This faith is not in some distant God, but in the Son of God himself who loved you and showed that love by giving himself for you. Under the law we would have stood condemned under its authority. But the Son of God says “take me”! Let me be condemned. Let that curse fall on me – so that in me he may be eternally set free. Christ died for you to make you righteous. If you could get into heaven because of all the things you did, Christ died for nothing.

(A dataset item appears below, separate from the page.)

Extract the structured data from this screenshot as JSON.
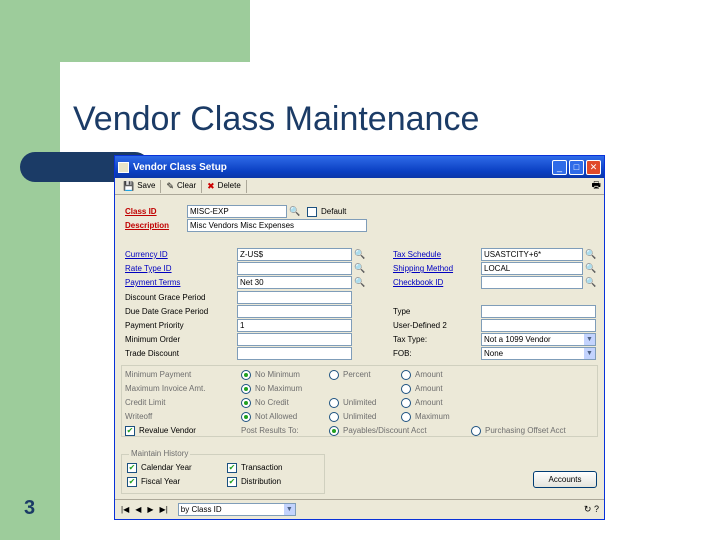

As we read in the last verse, “I do not set aside the grace of God, for if righteousness could be gained through the law, Christ died for nothing.” That is the statement to nail the coffin shut to Peter’s hypocrisy. “If you keep living like this brother you are pretending like Christ died for nothing. Don’t go back to the law – there is a new law – the law of Christ. Our value is found in relation to his work and his work alone. No longer do we have rules written out – we are placed in a relationship, so we obey certain rules because our hearts are filled with his presence. Jesus Christ: here is one ultimate authority in your life. Here is the one thing that you should value, and the one thing that you want recognized about yourself is that God would see you in Christ, and Christ in you.

This is something that the baptism which we are going to witness in a little while shows. An identification with Christ. A sign that this little girl shares in Christ’s death by going under the water, and shares in his life by arising out of the water, so that in Him, the triune God may be her God forever. This is an amazing promise!